CALD women may experience additional barriers to leaving violence as a result of community pressures or lack of understanding about family violence. At the same time, for many women, community, cultural or religious groups are a source of support during and following family violence.
Within different cultural communities, there may be different expectations that women are expected to adhere to and these may impact upon women’s decisions or ability to access support. For example, CALD women may come from communities where ‘gendered roles in family life, expectations in marriage, religious customs forbidding separation or divorce’ are prominent. Family violence may be seen as something to be dealt with within the community. If women disclose experiences of violence, they may be seen to have brought shame to their family and face isolation from their family or community. Women may also experience social shame and social restrictions that create barriers to accessing support. They may also be concerned about the social consequences for their family, including in their country of origin. Isolation from ones’ community can be especially devastating for women who have already had to leave their families or country of origin.
Women who come from small or tight-knit language or cultural communities may also experience privacy or confidentiality issues, which may prevent them from accessing support.
In addition, CALD women may not report family violence because they are unaware that it is a crime in Australia, or have a lack of knowledge about their rights.
Many community, cultural and religious groups and leaders are challenging the traditional scripts that might present barriers to women’s help seeking following family violence in their communities.

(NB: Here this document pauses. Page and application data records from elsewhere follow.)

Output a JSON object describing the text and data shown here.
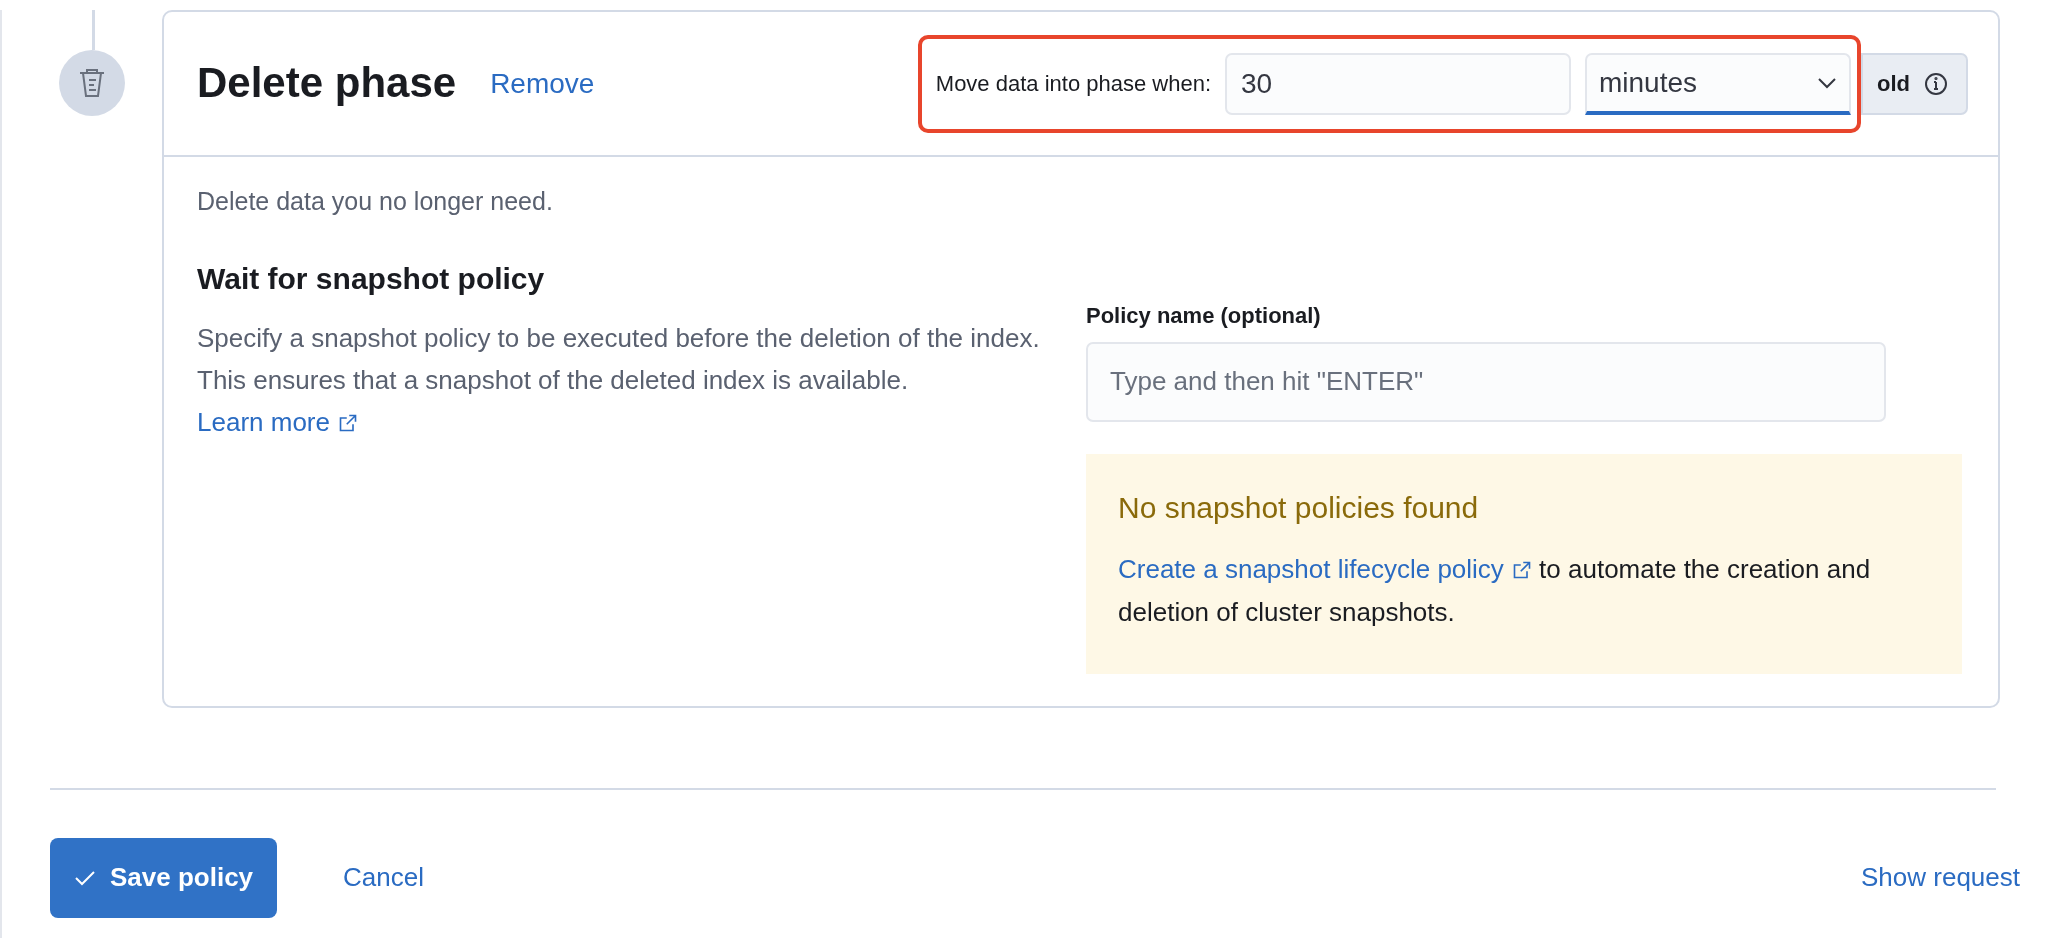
{
  "phase": {
    "title": "Delete phase",
    "remove_link": "Remove",
    "timing": {
      "label": "Move data into phase when:",
      "value": "30",
      "unit": "minutes",
      "append": "old",
      "highlighted": true
    },
    "description": "Delete data you no longer need.",
    "section": {
      "title": "Wait for snapshot policy",
      "text": "Specify a snapshot policy to be executed before the deletion of the index. This ensures that a snapshot of the deleted index is available. ",
      "link": "Learn more"
    },
    "policy_field": {
      "label": "Policy name (optional)",
      "placeholder": "Type and then hit \"ENTER\""
    },
    "callout": {
      "title": "No snapshot policies found",
      "link": "Create a snapshot lifecycle policy",
      "text": " to automate the creation and deletion of cluster snapshots."
    }
  },
  "footer": {
    "save": "Save policy",
    "cancel": "Cancel",
    "show_request": "Show request"
  }
}
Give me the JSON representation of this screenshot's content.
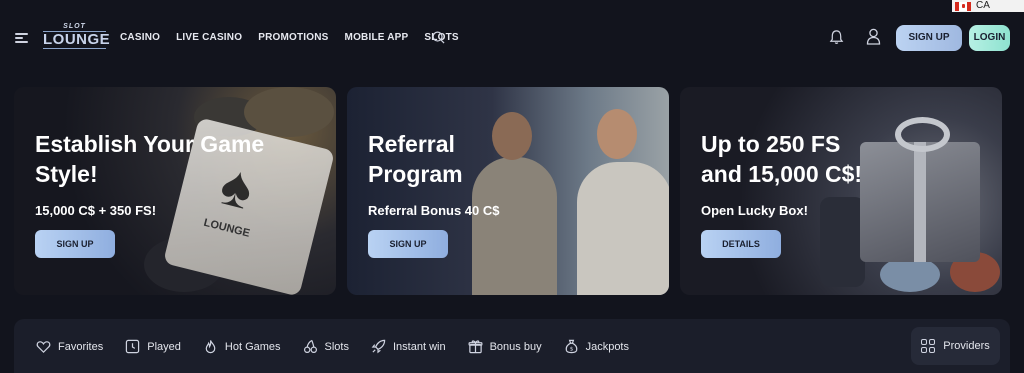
{
  "locale": {
    "code": "CA",
    "flag_icon": "canada-flag-icon"
  },
  "header": {
    "logo_top": "SLOT",
    "logo_main": "LOUNGE",
    "nav": [
      "CASINO",
      "LIVE CASINO",
      "PROMOTIONS",
      "MOBILE APP",
      "SLOTS"
    ],
    "signup_label": "SIGN UP",
    "login_label": "LOGIN"
  },
  "banners": [
    {
      "title_line1": "Establish Your Game",
      "title_line2": "Style!",
      "subtitle": "15,000 C$ + 350 FS!",
      "cta": "SIGN UP"
    },
    {
      "title_line1": "Referral",
      "title_line2": "Program",
      "subtitle": "Referral Bonus 40 C$",
      "cta": "SIGN UP"
    },
    {
      "title_line1": "Up to 250 FS",
      "title_line2": "and 15,000 C$!",
      "subtitle": "Open Lucky Box!",
      "cta": "DETAILS"
    }
  ],
  "filters": [
    {
      "label": "Favorites",
      "icon": "heart-icon"
    },
    {
      "label": "Played",
      "icon": "clock-icon"
    },
    {
      "label": "Hot Games",
      "icon": "flame-icon"
    },
    {
      "label": "Slots",
      "icon": "cherries-icon"
    },
    {
      "label": "Instant win",
      "icon": "rocket-icon"
    },
    {
      "label": "Bonus buy",
      "icon": "gift-icon"
    },
    {
      "label": "Jackpots",
      "icon": "money-bag-icon"
    }
  ],
  "providers_label": "Providers",
  "colors": {
    "background": "#12141d",
    "accent_blue": "#b9d2f3",
    "accent_mint": "#8ee2cf"
  }
}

- What are the community barriers and enablers affecting my client’s help-seeking following family violence?
- How can I ensure that CALD women have access to information about what family violence is and their right to safety?
- How can I find out about and encourage CALD women to connect with community supports?
Family Safety Pack (2016): the Australian Government’s Family Safety Pack, available in 22 community languages, has information on Australia’s laws regarding domestic and family violence, sexual assault, forced marriage and Partner Visas.
Family Violence is Unacceptable in Any Culture (2015): developed by women in the City of Whittlesea, these brochures are for Arabic-speaking, Persian-speaking and sub-continent communities and aim to explore what family violence is and where to go for support.
 ANROWS (2015) “State of Knowledge Paper: Promoting community-led responses to violence against immigrant and refugee women in metropolitan and regional Australia” in Landscapes, Issue 12. ANROWS: Alexandria. p. 25.
 ibid, p. 25.
 ibid, p. 26.
 InTouch (2010) “I lived in fear because I knew nothing” Barriers to the Justice System Faced by CALD Women Experiencing Family Violence. InTouch Multicultural Centre Against Family Violence: Melbourne. p. 15.